By Craig Nelson
On 20 July 1969, man set foot on the moon. Motivated by politics, faith, science and wonder, the Apollo 11 mission was the greatest technical achievement of all time. It was the culmination of over a decade's worth of money and effort from more than 400,000 staff and crew.Rocket Men follows the astounding story of the lunar project, beginning at its inception at the start of the Cold War and tracing it through to its finest hour with the first moon landing and the astronauts' safe return. Through extensive interviews with astronauts, NASA staff and their families and never-before published documents, Craig Nelson presents an awe-inspiring human account of the voyage that changed the course of history. He takes us behind the scenes at Mission Control to describe every detail of the mission, from the astronauts' moon excursion suits, which had five hundred parts and weighed no less than fifty pounds, to terrifying revelations, such as how Armstrong and Aldrin could have been left stranded on the moon when a vital switch snapped on the landing craft.Rocket Men is the inside story of one of the most perilous and rewarding undertakings in history.
Running for the Hills
By Horatio Clare

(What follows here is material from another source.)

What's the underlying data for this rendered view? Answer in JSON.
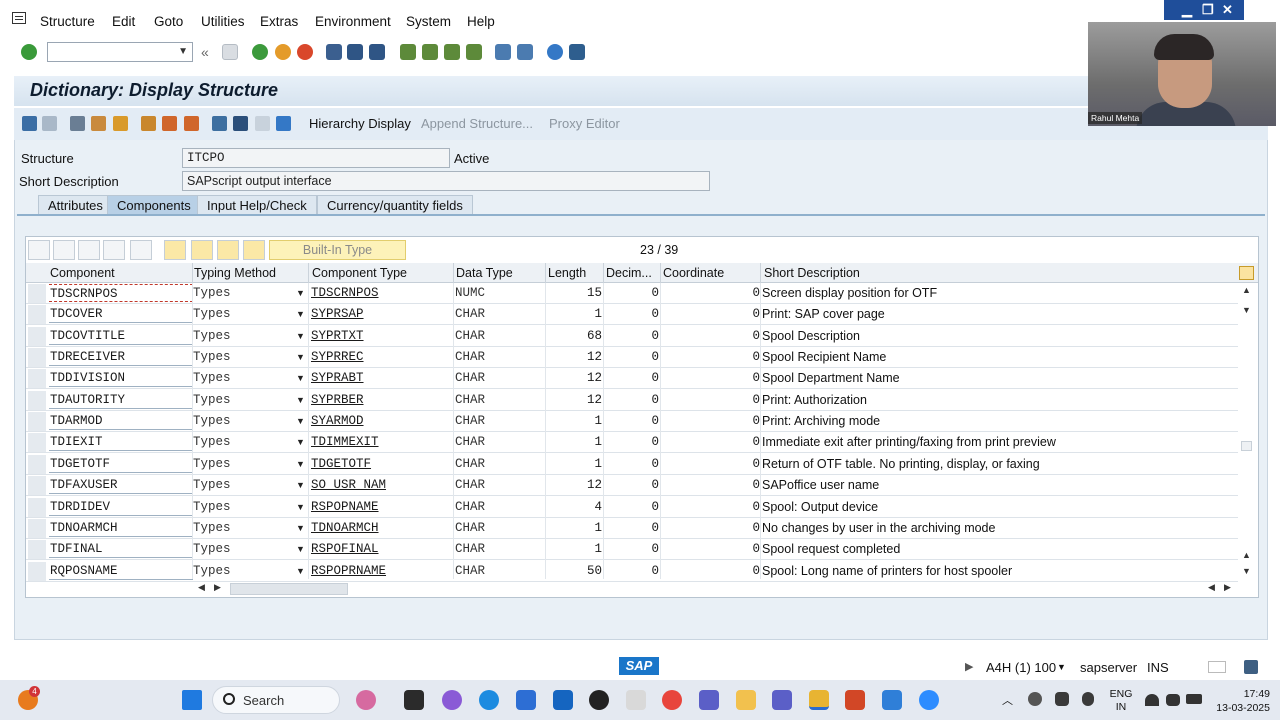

When Jenny and Robert fall in love in the late 1960s they decide to build a new future together, away from the city. They escape to an isolated sheep farm nestled on a mountainside. It has no running water but it is beautiful and rugged. Their young sons can roam wild. As their flock struggles, money runs low and rain drives in horizontally across the fields, inside the ancient house their marriage begins to unravel. Wilful and romantic, Jenny refuses to abandon her farm. She will bring her boys up single-handedly on the mountain. Together they embark on a perilous adventure. Running for the Hills is astonishing family memoir - Horatio Clare vividly recreates his mother's extraordinary way of life and his own bewitching childhood in a magical story of love and struggle.
By Philip Longworth
Through the centuries, Russia has swung between successful expansionism, catastrophic collapse and spectacular recovery. This illuminating history traces these cycles from the late Neolithic age to Ivan the Terrible and Catherine the Great, and from the height of Communism to the truncated Russian Federation of today. The narrative takes in the magnificent cities of Kiev, Moscow and St Petersburg, and stretches to Alaska in the east, to the Black Sea and the Ottoman Empire in the south, to the Baltic in the west and to the Arctic Ocean in the north, asking what the future holds for Russia and her neighbours.
The Real Heroes Of Telemark
By Ray Mears
Sixty years ago, four men parachuted onto a Norwegian glacier, carrying only the most basic equipment. Their mission was to prevent the Nazi regime from building an atomic bomb. Now wilderness expert Ray Mears tells the true story of this gruelling campaign, showing how these men's ability to survive in extreme conditions influenced the outcome of the Second World War.The Telemark campaign was an example of the bravery and skill of the SOE trainees. The Norwegians transformed a military disaster into a triumph. This book tells the full story for the first time.